Camel Crossing & Floating in the Dead Sea

Yield to the camels, people. ;) 

THIS kind of landscape is what we were expecting when we traveled to the Middle East: desert. The sand looks like marble. We couldn't get over how truly AWEsome this view was. In fact, it was here that we decided to use the word "awesome" more sparingly because few things in life actually put us in a state of awe like knowing that God structured all that surrounded us on that trip.

The top photo is a long distance snapshot of what's left of the Dead Sea. From Tel Aviv to En Gedi (location of Dead Sea), it was about a five hour drive but we think we took the long route.

We were actually warned not to drive this route because Palestinians have been known to hide beside the road with bombs (sand dunes and hills make it hard to see ahead) but we accidentally went this way. Praise Jesus that He had His hand over us and no bombs went off during our drive. 
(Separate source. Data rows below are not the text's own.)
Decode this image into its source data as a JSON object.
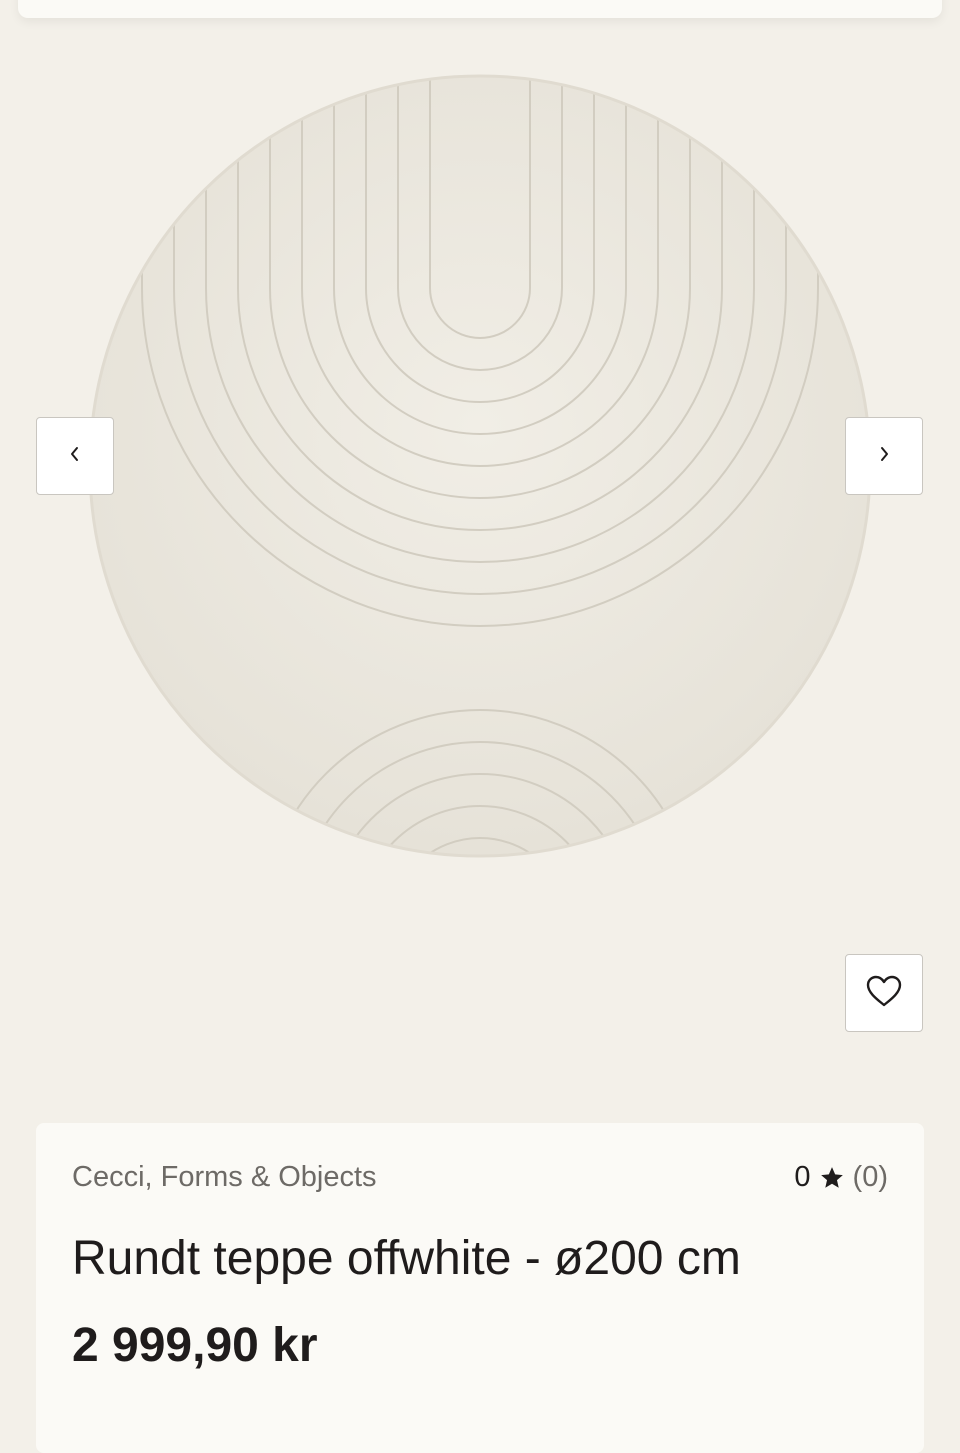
{
  "product": {
    "image_alt": "Rundt teppe offwhite - ø200 cm",
    "brand": "Cecci, Forms & Objects",
    "rating": {
      "score": "0",
      "count": "(0)"
    },
    "title": "Rundt teppe offwhite - ø200 cm",
    "price": "2 999,90 kr"
  },
  "icons": {
    "prev": "chevron-left-icon",
    "next": "chevron-right-icon",
    "favorite": "heart-icon",
    "rating": "star-icon"
  },
  "colors": {
    "page_background": "#f3f0e9",
    "card_background": "#fbfaf6",
    "text_primary": "#1f1c1c",
    "text_secondary": "#6d6a66",
    "rug": "#ece9e0"
  }
}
On our drive through the desert, we hit the -100 meter mark. The Dead Sea is the lowest point on earth in any land mass (417 meters below sea level, to be exact). The quantity of water that evaporates from it is greater than that which flows into it. On our lovely tractor ride down to the Dead Sea from the "spa", signs marked the drastic changes of the shoreline every year. Thus, the signs saying 2000 and 2004. In other words, the Sea is shriveling. Visit it before it disappears. :)

We saw this lonesome clay pot propped up by rocks in the hard mud. Immediately, the verse Jeremiah 2:13 came to mind. This pot is not a cistern, as they are much more complex and actually more like a pit, but this is a great visual of how our lives are broken just like this pot. We attempt to control our own lives by molding them into broken clay pots, when God is there as a natural spring of everflowing Living Water longing to share His abundance with us.

JD heading over to the Dead Sea via boardwalk. The Dead Sea derived its name from the high salinity water which prevents any existence of life forms in the lake. Though the Dead Sea prevents all life forms from living in the water, it does provide healing benefits for people. Healing properties of the water helps arthritis and circulation, strengthens nails and bones, balances skin moisture, slows skin aging and calms the nervous system.

We thought mud would be the base of the Dead Sea because we saw pictures of people floating in the lake with mud covering their bodies. We were mistaken. These jagged, healing salt minerals line the lake. Be sure to wear tennis shoes or thick-soled sandals!

It is impossible to drown in the Dead Sea. We could basically bend our knees as if sitting in a liquid lounge chair. The depth had to be more than five feet here but we wouldn't know because we couldn't even stand up straight. We were human buoys. Absolutely amazing!!

The awesome cabana with salt minerals growing up the posts.

See you again, Dead Sea... I doubt it. :/ The lake dries up at least one yard every year.